§ TASK OBJECTIVE: Across the entries below, how many lines have the word "Message" in them? Respond with only the number.

§ DATASET RECORDS:
________________
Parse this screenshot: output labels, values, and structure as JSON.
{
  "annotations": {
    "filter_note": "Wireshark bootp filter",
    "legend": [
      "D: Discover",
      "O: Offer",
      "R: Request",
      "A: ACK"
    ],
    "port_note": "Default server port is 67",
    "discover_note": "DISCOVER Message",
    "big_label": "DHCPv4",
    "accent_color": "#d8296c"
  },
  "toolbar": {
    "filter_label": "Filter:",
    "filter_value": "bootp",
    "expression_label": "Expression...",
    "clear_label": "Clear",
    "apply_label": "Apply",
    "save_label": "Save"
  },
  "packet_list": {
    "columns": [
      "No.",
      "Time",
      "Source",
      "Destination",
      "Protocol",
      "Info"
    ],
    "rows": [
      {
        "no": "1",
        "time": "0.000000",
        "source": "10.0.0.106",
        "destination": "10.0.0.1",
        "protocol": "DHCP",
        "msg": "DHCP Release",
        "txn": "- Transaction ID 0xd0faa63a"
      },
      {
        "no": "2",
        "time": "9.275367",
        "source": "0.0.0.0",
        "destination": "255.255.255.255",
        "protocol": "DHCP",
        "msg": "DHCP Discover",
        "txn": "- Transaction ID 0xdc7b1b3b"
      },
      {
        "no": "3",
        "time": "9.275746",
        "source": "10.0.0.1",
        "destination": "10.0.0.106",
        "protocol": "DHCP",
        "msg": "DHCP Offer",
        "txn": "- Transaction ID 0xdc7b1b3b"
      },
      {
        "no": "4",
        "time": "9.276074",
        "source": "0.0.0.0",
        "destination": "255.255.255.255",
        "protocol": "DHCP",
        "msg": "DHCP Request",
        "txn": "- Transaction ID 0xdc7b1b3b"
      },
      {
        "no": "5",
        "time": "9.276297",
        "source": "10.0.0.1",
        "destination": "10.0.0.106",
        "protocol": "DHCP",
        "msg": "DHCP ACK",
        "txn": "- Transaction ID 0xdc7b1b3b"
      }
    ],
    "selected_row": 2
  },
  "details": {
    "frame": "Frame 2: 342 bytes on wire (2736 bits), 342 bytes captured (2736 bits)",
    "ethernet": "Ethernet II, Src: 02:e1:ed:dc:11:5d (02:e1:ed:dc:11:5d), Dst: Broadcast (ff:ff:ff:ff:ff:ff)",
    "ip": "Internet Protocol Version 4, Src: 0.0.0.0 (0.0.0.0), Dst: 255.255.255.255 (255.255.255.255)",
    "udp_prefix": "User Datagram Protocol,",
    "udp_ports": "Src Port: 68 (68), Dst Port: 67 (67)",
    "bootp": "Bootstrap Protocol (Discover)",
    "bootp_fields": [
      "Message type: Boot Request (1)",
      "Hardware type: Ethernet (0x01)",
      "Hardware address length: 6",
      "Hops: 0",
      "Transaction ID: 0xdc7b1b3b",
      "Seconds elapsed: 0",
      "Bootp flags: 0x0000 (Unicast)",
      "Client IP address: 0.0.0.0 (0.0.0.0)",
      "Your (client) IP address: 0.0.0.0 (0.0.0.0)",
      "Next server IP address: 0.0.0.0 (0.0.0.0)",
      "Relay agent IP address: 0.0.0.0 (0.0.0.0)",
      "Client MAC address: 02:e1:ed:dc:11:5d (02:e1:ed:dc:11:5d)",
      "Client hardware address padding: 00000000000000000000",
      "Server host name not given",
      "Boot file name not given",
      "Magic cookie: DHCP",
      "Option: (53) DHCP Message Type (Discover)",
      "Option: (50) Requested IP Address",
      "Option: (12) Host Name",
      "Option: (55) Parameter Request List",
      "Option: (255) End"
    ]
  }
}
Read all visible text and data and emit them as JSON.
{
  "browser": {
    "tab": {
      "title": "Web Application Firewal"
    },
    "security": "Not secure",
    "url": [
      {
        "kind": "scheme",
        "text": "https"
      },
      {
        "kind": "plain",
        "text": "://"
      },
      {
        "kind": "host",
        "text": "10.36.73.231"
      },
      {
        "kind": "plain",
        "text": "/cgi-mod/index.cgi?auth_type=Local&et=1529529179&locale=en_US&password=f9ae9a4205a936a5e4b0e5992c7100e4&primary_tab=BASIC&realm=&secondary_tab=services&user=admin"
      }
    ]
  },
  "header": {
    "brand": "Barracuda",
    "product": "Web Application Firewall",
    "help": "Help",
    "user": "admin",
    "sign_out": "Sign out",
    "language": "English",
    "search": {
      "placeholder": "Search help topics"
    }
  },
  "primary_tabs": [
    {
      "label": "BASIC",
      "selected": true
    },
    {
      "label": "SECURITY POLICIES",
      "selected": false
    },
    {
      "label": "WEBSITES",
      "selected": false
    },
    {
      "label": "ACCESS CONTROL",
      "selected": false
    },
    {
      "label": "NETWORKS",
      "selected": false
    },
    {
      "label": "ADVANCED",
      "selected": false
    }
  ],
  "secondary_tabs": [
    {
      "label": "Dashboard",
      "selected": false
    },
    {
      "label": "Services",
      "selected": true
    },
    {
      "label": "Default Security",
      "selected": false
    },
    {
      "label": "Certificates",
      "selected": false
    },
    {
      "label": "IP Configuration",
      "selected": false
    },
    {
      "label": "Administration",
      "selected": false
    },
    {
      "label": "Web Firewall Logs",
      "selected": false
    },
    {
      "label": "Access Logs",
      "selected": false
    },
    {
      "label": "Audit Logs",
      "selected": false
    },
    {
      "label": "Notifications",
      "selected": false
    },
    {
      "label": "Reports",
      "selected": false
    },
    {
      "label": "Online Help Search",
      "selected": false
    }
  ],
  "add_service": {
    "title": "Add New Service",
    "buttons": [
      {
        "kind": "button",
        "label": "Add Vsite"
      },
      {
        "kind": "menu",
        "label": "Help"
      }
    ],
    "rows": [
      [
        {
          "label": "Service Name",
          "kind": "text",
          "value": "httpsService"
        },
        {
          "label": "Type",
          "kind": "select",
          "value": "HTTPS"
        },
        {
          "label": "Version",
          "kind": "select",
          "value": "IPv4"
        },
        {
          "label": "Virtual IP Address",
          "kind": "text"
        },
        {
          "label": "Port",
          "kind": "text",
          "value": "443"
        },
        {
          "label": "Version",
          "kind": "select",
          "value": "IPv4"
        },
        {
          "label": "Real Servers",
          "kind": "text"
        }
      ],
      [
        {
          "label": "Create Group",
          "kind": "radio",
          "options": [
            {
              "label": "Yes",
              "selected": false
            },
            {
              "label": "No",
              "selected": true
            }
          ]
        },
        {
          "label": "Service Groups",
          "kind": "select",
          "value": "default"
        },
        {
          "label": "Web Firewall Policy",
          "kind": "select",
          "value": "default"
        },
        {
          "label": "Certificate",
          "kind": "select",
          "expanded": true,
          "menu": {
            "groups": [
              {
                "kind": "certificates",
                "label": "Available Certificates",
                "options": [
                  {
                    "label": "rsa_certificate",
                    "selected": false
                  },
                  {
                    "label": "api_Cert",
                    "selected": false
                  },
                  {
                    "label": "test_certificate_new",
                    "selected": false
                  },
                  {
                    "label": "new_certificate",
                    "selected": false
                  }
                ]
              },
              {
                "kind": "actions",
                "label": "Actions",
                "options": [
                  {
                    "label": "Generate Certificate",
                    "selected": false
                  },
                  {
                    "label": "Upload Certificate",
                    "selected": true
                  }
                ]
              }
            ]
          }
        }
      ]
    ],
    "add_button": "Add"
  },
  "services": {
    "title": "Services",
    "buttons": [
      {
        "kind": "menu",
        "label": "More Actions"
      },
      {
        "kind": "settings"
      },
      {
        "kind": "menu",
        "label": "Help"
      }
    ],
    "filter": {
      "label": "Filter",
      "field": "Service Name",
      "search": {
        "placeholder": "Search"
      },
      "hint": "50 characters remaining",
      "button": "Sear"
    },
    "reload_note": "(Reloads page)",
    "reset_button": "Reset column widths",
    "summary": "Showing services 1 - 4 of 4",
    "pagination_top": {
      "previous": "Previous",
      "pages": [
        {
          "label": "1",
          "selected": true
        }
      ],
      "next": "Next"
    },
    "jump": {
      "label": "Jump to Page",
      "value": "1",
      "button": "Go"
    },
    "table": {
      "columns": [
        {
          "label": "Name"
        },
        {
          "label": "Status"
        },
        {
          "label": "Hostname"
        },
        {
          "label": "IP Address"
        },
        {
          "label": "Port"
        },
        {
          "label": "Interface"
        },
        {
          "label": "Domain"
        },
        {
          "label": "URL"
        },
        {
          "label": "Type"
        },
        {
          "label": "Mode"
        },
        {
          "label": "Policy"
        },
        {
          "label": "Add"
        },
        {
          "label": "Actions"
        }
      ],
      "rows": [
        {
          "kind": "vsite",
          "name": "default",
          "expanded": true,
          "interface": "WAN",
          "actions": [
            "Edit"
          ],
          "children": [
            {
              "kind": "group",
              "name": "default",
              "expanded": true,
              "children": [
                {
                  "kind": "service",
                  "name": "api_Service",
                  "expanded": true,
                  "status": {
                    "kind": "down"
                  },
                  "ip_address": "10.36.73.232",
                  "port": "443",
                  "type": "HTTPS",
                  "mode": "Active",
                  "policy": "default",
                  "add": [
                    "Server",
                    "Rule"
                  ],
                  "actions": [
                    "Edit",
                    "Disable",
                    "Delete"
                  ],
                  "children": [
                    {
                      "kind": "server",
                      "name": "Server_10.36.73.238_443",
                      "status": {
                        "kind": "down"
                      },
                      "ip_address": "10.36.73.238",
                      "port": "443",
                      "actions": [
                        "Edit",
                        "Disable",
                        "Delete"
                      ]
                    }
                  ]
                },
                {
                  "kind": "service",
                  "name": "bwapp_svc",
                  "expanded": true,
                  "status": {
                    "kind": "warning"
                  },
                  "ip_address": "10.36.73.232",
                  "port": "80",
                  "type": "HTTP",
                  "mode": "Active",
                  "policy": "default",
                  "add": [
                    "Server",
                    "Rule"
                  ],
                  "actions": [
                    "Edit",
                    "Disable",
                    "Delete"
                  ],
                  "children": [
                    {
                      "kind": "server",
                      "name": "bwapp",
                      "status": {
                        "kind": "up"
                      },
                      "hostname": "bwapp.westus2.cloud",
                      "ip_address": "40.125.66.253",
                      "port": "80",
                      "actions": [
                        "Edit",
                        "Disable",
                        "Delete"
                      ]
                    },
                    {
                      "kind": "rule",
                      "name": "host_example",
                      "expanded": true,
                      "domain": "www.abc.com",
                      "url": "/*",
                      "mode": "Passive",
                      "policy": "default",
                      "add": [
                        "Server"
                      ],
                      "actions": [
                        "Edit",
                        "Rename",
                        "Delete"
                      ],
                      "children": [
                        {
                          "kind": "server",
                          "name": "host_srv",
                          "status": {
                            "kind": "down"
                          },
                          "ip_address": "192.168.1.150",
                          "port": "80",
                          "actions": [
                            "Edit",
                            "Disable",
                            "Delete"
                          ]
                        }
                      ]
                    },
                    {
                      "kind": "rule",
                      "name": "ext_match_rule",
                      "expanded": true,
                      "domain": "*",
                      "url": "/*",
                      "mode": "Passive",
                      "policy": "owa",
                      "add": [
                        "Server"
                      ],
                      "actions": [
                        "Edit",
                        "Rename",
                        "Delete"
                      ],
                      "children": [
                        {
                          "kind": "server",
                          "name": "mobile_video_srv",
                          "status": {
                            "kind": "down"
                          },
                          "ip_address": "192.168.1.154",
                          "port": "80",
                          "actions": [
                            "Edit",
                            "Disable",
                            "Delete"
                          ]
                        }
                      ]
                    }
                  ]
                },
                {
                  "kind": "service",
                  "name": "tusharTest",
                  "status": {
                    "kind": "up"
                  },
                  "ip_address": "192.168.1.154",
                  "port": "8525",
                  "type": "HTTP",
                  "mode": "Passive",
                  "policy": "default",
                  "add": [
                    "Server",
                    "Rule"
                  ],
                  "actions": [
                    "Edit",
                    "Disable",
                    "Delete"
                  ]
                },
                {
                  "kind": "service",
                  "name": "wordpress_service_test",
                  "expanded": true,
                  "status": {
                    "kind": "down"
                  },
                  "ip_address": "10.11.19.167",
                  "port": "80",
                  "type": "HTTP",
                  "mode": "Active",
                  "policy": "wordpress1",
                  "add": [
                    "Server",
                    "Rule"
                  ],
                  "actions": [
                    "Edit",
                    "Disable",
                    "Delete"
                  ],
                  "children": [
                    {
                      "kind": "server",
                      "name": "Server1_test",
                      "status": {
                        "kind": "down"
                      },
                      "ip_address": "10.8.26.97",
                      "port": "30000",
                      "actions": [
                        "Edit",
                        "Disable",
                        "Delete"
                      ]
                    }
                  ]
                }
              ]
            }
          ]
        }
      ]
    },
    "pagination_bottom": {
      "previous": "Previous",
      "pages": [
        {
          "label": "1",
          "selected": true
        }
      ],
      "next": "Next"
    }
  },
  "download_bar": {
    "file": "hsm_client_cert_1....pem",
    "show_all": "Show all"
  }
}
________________
§ FINISHED TASK: 3